#IndependenceDaySpecial: Tracing Indian cinema's journey from monochromatic films to OTT
The Hindi film industry, or Bollywood, is one of India's stanchions and comprises the country's staple diet along with cricket and politics. The industry—in over a hundred years of its existence—has witnessed immense growth and carved its glorious history in glittering words. Established in 1913, the fraternity is credited with churning out over a thousand films annually! This Independence Day, let's trace Bollywood's journey.
We rolled out our first film even before we clinched Independence! Raja Harishchandra (1913), produced and directed by the legendary Dadasaheb Phalke, was India's first full-length feature film. However, it was a silent movie. The debut Hindi film to be adorned with sound was Alam Ara (1931). These paved the way for multiple other monochromatic movies, such as C.I.D., Awaara, Pyaasa, and Boot Polish.
The '70s-'80s were a time when it was not uncommon for cinephiles to populate endless queues outside film theaters, the weather conditions notwithstanding. This era saw it all: the advent of "India's first superstar" Rajesh Khanna, the angry-young-man image that defined Amitabh Bachchan, the family sagas that pivoted around retribution and justice, and some spine-chilling, crooked villains that are the stuff of legends today.
The '90s were dominated by a cinematic cocktail: romance, heartbreak, morality vs villainy, filial piety, "brainless," and "leave-your-brain-outside" comedies, among many more!

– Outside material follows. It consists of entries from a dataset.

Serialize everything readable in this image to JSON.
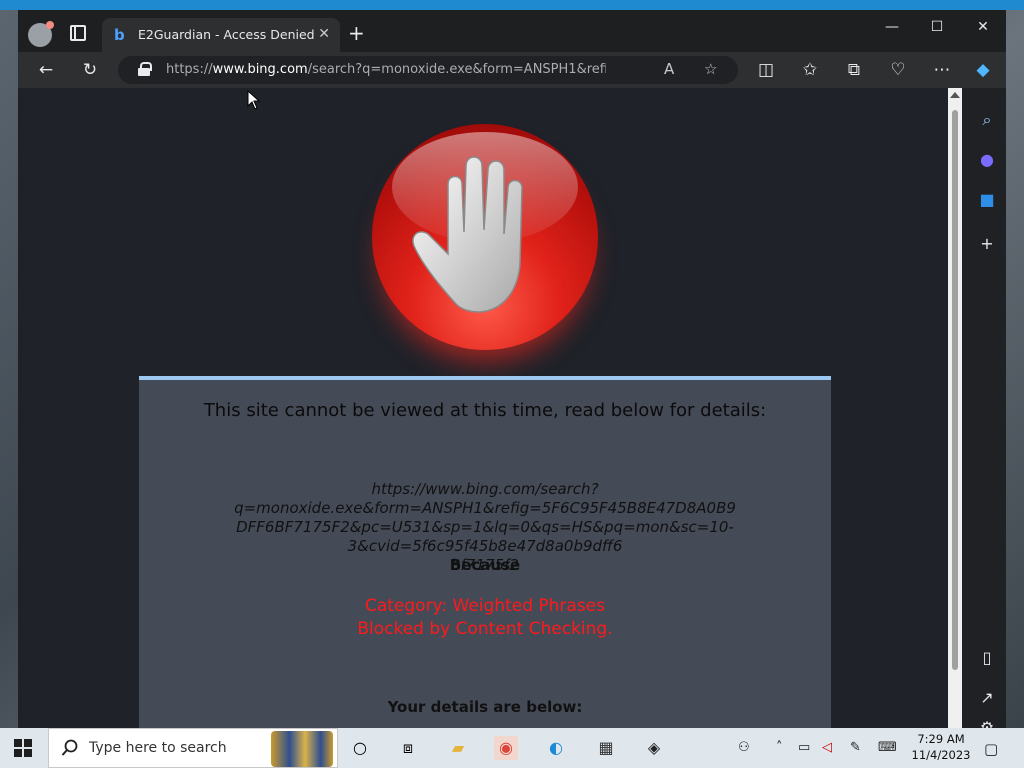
{
  "browser": {
    "tab_title": "E2Guardian - Access Denied",
    "tab_close": "✕",
    "new_tab": "+",
    "url_prefix": "https://",
    "url_domain": "www.bing.com",
    "url_rest": "/search?q=monoxide.exe&form=ANSPH1&refig=5F6C...",
    "window_controls": [
      "—",
      "☐",
      "✕"
    ]
  },
  "page": {
    "heading": "This site cannot be viewed at this time, read below for details:",
    "blocked_url_lines": [
      "https://www.bing.com/search?q=monoxide.exe&form=ANSPH1&refig=5F6C95F45B8E47D8A0B9",
      "DFF6BF7175F2&pc=U531&sp=1&lq=0&qs=HS&pq=mon&sc=10-3&cvid=5f6c95f45b8e47d8a0b9dff6",
      "bf7175f2"
    ],
    "because": "Because",
    "reason_lines": [
      "Category: Weighted Phrases",
      "Blocked by Content Checking."
    ],
    "details_heading": "Your details are below:"
  },
  "taskbar": {
    "search_placeholder": "Type here to search",
    "time": "7:29 AM",
    "date": "11/4/2023"
  },
  "colors": {
    "reason_text": "#ff1a1a",
    "panel_bg": "#454a57",
    "page_bg": "#1f2229",
    "panel_accent": "#9cc7f0"
  },
  "icons": {
    "back": "back-arrow-icon",
    "refresh": "refresh-icon",
    "lock": "lock-icon",
    "read_aloud": "read-aloud-icon",
    "favorite": "star-icon",
    "split_screen": "split-screen-icon",
    "favorites": "favorites-icon",
    "collections": "collections-icon",
    "performance": "heartbeat-icon",
    "more": "more-icon",
    "copilot": "copilot-icon"
  }
}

Commanded by actors like Govinda, Akshay Kumar, Suniel Shetty, Anil Kapoor, and some others, it was privy to the arrival of evergreen successes like Laadla, Sooryavansham, Hum Saath-Saath Hain, Ghayal, Coolie No. 1, Raja Babu, and Hum Aapke Hain Koun..!
Yash Raj Films and Dharma Productions are two towering pillars of Hindi cinema. Bollywood's "House of Love" YRF is behind immortal love ballads such as Dilwale Dulhania Le Jayenge, Mohabbatein, Veer Zara, and Silsila. Dharma, on the other hand, is the second name of opulence, exemplified in films like Kal Ho Naa Ho, Kabhi Alvida Naa Kehna, and Ae Dil Hai Mushkil.
To talk about the unparalleled, spectacular history of Indian cinema and not mention the Khan trinity would be blasphemous. Shah Rukh, Salman, and Aamir are three bonafide Hindi superstars, who have left an indelible, illustrious mark on Indian cinema. The Khans also enjoy a cult-like following both on and off social media and hold the record for some of the most phenomenal blockbusters ever.
As times underwent a transformation and society gradually changed, it was difficult for cinema not to capture the essence of this "New India." This birthed the rise of films planned, executed, penned, and directed by women, bringing a hitherto overlooked community to the center stage. Some momentous examples include Bareilly Ki Barfi, Dear Zindagi, Raazi, A Death in the Gunj, and Ramprasad Ki Tehrvi.
The meteoric rise of OTT platforms such as Netflix and Amazon Prime Video, among endless others, has posed an interesting problem: the paradox of choice, with a new project releasing every second day! Understandably, numerous films and big banners now ditch the traditional theatrical route. Some recent OTT films that emerged as bonafide successes include Darlings, Shershaah, Gehraiyaan, A Thursday, and Kaun Pravin Tambe?